** Your assignment **
From the entries below, gather each line containing the word "account".

Records for the exercise Block Start

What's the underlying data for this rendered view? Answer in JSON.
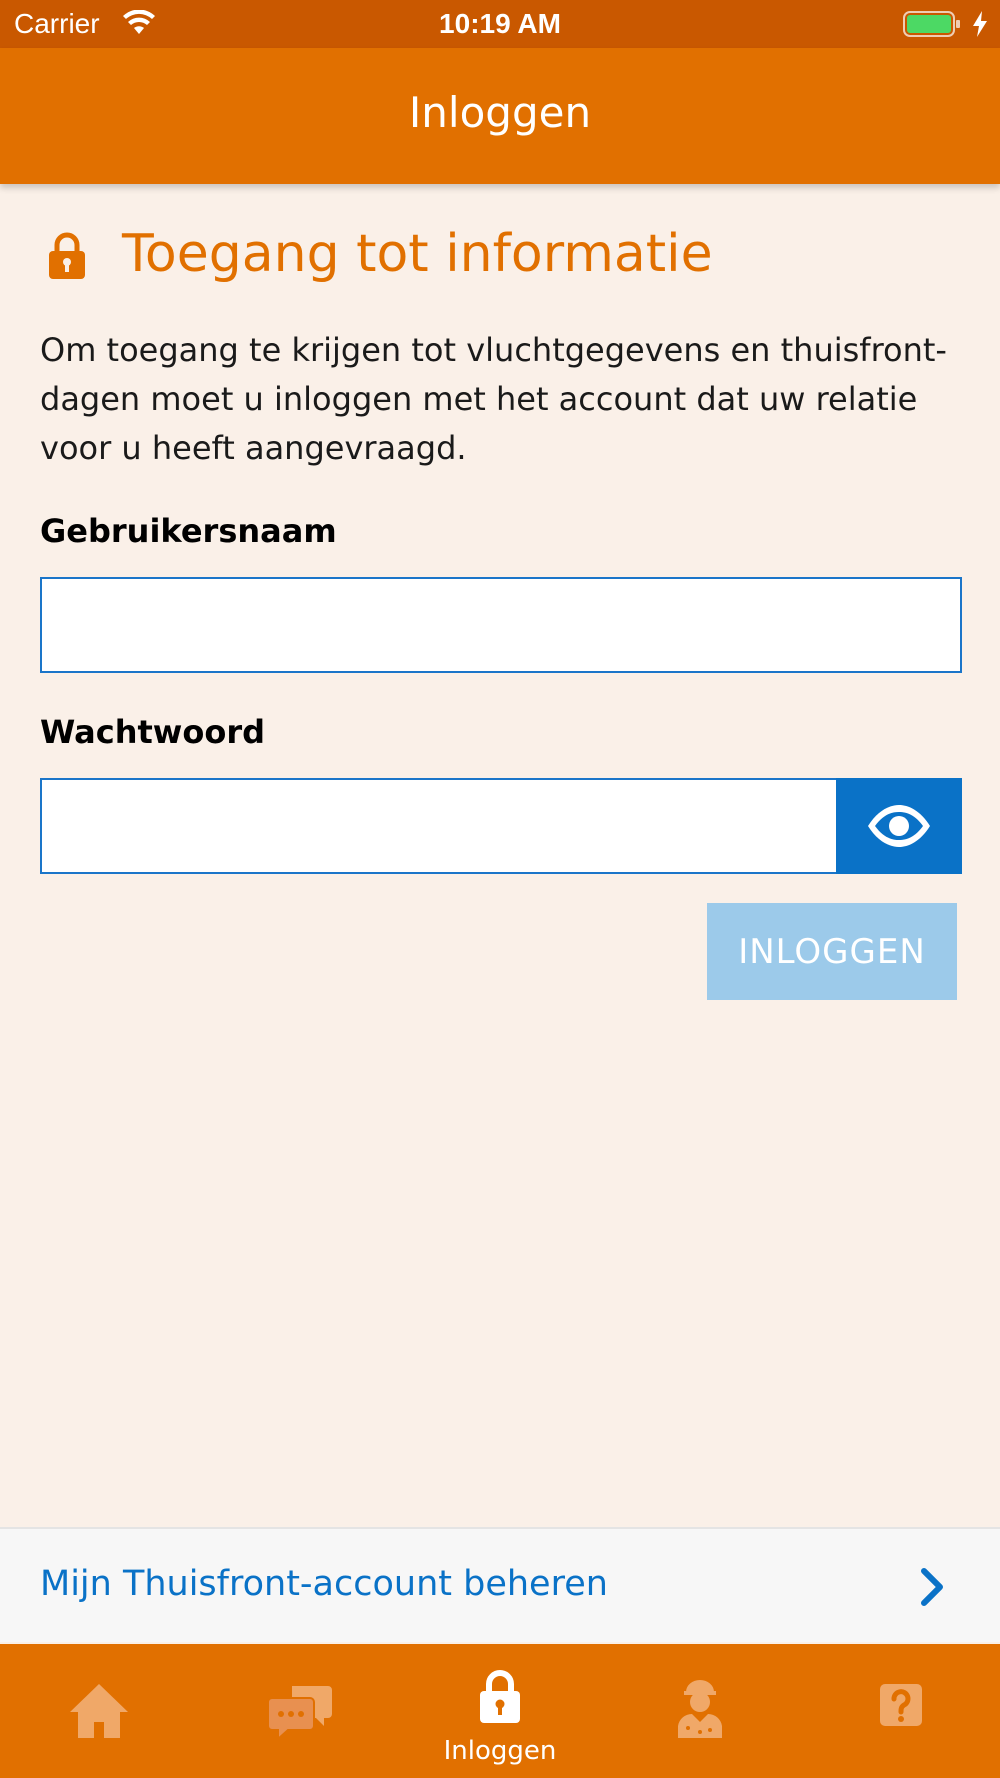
{
  "status_bar": {
    "carrier": "Carrier",
    "time": "10:19 AM",
    "battery_color": "#4cd964"
  },
  "nav": {
    "title": "Inloggen"
  },
  "login": {
    "heading": "Toegang tot informatie",
    "intro": "Om toegang te krijgen tot vluchtgegevens en thuisfront-dagen moet u inloggen met het account dat uw relatie voor u heeft aangevraagd.",
    "username_label": "Gebruikersnaam",
    "username_value": "",
    "password_label": "Wachtwoord",
    "password_value": "",
    "submit_label": "INLOGGEN"
  },
  "manage": {
    "label": "Mijn Thuisfront-account beheren"
  },
  "tabs": [
    {
      "icon": "home-icon",
      "label": ""
    },
    {
      "icon": "chat-icon",
      "label": ""
    },
    {
      "icon": "lock-icon",
      "label": "Inloggen",
      "active": true
    },
    {
      "icon": "soldier-icon",
      "label": ""
    },
    {
      "icon": "help-icon",
      "label": ""
    }
  ],
  "colors": {
    "brand_orange": "#e17000",
    "status_orange": "#c95800",
    "link_blue": "#0a72c7",
    "background": "#faf0e8",
    "disabled_button": "#9ccaea",
    "inactive_tab_icon": "#f0a868"
  }
}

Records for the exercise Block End

** Output for this task **
    "intro": "Om toegang te krijgen tot vluchtgegevens en thuisfront-dagen moet u inloggen met het account dat uw relatie voor u heeft aangevraagd.",
    "label": "Mijn Thuisfront-account beheren"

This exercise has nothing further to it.